# Electrical – Solar Panel and Battery Management – 3.3V output

batteriesbattery-chargingpower supplyvoltage-regulator

I'm developing a power source based on a solar panel and a battery.

Basically, during night or rainy days the power comes from the battery. At sun light the power comes from the solar panel (extra power recharge the battery).

During my search for a buck-boost converter (example TPS63024x) and a linear charger for the battery, I found bq2512x.

Looks like bq2512x has all I need (linear charger, regulated output, load switch and battery voltage monitor), but I'm a quite confusing about the circuit.

• Solar panel is this one — 5.5V – 90mA
• Battery is this — 3.7V – 1200mAh
• My device is a Sensor with a Wifi transmitter. Consumes 3.3V – 15mA (200mA peak during 2 seconds, every 5 minutes)

My question is: If my understanding is correct, can someone explain to me the minimum requirements for bq2512x work as I need? Or maybe post a sample circuit with a buck-boost converter and a battery charger in a answer, so we can discuss about it.

First off, the power you will get from the solar panel will depend greatly on where you mount it and which way it faces. You should assume that 0.5W is the max power you will get out of that panel on a bright sunny day (somewhere near the equator) with the panel facing the sun. So, derate the panel power accordingly. Assuming you're good on that count, you'll need to account for the inefficiencies of the battery charger, the battery itself (internal resistance, coulombic efficiency, self discharge).

Now for the BQ2512X: The datasheet (slusbz9b/slusbz9b.pdf on the TI website) very clearly provides a reference schematic along with the layout guidelines as well. However, this chip is designed for a fixed input voltage system (consumer electronics), so the input voltage must be >3V. The system must choose the battery charge current using the such that the panel terminal voltage stays above 3V. This means you will need a dedicated MCU talking to the BQ over I2C. Also, I assume you know the BQ is only available in a BGA package, which may eliminate the possibility of hand-soldering a prototype.

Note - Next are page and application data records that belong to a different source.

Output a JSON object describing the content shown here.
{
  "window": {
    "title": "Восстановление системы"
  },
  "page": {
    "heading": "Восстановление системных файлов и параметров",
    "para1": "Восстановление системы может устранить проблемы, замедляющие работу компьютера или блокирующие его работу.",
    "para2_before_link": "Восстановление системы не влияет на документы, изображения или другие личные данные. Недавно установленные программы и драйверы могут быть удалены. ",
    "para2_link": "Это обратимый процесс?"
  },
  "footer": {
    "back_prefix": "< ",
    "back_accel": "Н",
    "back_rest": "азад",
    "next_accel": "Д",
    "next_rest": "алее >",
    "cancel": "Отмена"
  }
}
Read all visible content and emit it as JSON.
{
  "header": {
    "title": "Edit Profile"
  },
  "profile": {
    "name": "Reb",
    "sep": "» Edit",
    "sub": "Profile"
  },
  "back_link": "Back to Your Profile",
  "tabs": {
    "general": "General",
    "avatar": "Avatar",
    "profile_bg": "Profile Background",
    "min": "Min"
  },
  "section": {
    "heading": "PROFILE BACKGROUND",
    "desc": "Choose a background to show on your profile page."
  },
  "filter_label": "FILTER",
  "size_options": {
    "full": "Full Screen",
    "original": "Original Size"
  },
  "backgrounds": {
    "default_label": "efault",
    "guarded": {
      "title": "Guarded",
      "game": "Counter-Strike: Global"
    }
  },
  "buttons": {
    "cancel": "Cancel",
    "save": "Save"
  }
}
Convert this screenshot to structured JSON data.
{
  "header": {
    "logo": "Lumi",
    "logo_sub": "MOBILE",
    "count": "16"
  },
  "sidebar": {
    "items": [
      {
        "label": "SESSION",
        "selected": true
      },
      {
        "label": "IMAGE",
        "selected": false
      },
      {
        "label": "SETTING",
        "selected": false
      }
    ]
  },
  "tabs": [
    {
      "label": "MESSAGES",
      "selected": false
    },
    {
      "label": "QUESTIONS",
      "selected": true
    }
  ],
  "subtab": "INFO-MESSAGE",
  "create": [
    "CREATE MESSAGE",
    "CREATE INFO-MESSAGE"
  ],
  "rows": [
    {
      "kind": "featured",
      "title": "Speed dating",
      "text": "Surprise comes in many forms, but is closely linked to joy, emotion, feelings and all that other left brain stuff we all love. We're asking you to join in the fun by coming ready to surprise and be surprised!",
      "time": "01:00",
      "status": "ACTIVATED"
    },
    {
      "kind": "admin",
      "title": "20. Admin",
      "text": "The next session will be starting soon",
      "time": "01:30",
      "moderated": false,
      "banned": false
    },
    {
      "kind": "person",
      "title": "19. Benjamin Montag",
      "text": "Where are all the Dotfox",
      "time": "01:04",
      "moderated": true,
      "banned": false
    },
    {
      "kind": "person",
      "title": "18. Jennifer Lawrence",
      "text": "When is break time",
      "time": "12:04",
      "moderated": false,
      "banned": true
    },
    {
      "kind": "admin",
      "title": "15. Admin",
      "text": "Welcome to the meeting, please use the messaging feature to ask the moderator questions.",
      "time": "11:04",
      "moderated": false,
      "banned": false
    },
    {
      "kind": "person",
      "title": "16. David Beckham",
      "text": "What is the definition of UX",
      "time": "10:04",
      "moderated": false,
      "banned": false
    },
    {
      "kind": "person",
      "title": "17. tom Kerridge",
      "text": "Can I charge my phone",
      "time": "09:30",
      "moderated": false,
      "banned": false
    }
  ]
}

To summarise, the BQ is probably not the best chip for this job. You might also want to consider getting a panel with a higher terminal voltage, but similar power.